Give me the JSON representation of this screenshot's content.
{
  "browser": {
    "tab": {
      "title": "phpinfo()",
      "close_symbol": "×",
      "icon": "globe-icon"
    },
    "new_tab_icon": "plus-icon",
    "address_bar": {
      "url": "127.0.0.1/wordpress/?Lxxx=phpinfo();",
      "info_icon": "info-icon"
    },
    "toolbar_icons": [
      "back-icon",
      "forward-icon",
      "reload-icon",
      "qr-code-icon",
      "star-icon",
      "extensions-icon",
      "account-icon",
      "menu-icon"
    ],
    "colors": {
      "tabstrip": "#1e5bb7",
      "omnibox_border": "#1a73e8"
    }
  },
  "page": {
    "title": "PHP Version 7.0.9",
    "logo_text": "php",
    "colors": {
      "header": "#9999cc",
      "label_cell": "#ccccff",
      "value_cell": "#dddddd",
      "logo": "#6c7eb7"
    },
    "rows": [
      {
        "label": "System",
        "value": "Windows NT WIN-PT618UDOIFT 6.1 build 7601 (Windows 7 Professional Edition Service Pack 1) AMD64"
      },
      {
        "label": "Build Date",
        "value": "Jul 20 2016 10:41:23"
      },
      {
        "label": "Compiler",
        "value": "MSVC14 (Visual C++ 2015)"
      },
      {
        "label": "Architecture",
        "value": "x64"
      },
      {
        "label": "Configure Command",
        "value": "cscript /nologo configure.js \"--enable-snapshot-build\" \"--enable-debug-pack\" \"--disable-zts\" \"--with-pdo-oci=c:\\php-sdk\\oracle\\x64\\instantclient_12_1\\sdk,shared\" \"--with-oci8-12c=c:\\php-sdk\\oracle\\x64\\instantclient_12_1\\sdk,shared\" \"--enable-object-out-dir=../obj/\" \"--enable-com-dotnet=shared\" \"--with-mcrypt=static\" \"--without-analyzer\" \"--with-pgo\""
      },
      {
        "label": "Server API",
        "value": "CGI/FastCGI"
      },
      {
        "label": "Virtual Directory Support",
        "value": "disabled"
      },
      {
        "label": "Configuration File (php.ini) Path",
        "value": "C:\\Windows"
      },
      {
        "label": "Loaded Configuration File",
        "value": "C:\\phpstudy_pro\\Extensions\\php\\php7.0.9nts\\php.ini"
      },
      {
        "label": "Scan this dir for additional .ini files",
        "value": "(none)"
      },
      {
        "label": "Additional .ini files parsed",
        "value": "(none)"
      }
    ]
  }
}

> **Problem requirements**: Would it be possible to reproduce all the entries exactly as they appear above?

> **Result below**:
Give me the JSON representation of this screenshot's content.
{
  "browser": {
    "tab": {
      "title": "phpinfo()",
      "close_symbol": "×",
      "icon": "globe-icon"
    },
    "new_tab_icon": "plus-icon",
    "address_bar": {
      "url": "127.0.0.1/wordpress/?Lxxx=phpinfo();",
      "info_icon": "info-icon"
    },
    "toolbar_icons": [
      "back-icon",
      "forward-icon",
      "reload-icon",
      "qr-code-icon",
      "star-icon",
      "extensions-icon",
      "account-icon",
      "menu-icon"
    ],
    "colors": {
      "tabstrip": "#1e5bb7",
      "omnibox_border": "#1a73e8"
    }
  },
  "page": {
    "title": "PHP Version 7.0.9",
    "logo_text": "php",
    "colors": {
      "header": "#9999cc",
      "label_cell": "#ccccff",
      "value_cell": "#dddddd",
      "logo": "#6c7eb7"
    },
    "rows": [
      {
        "label": "System",
        "value": "Windows NT WIN-PT618UDOIFT 6.1 build 7601 (Windows 7 Professional Edition Service Pack 1) AMD64"
      },
      {
        "label": "Build Date",
        "value": "Jul 20 2016 10:41:23"
      },
      {
        "label": "Compiler",
        "value": "MSVC14 (Visual C++ 2015)"
      },
      {
        "label": "Architecture",
        "value": "x64"
      },
      {
        "label": "Configure Command",
        "value": "cscript /nologo configure.js \"--enable-snapshot-build\" \"--enable-debug-pack\" \"--disable-zts\" \"--with-pdo-oci=c:\\php-sdk\\oracle\\x64\\instantclient_12_1\\sdk,shared\" \"--with-oci8-12c=c:\\php-sdk\\oracle\\x64\\instantclient_12_1\\sdk,shared\" \"--enable-object-out-dir=../obj/\" \"--enable-com-dotnet=shared\" \"--with-mcrypt=static\" \"--without-analyzer\" \"--with-pgo\""
      },
      {
        "label": "Server API",
        "value": "CGI/FastCGI"
      },
      {
        "label": "Virtual Directory Support",
        "value": "disabled"
      },
      {
        "label": "Configuration File (php.ini) Path",
        "value": "C:\\Windows"
      },
      {
        "label": "Loaded Configuration File",
        "value": "C:\\phpstudy_pro\\Extensions\\php\\php7.0.9nts\\php.ini"
      },
      {
        "label": "Scan this dir for additional .ini files",
        "value": "(none)"
      },
      {
        "label": "Additional .ini files parsed",
        "value": "(none)"
      }
    ]
  }
}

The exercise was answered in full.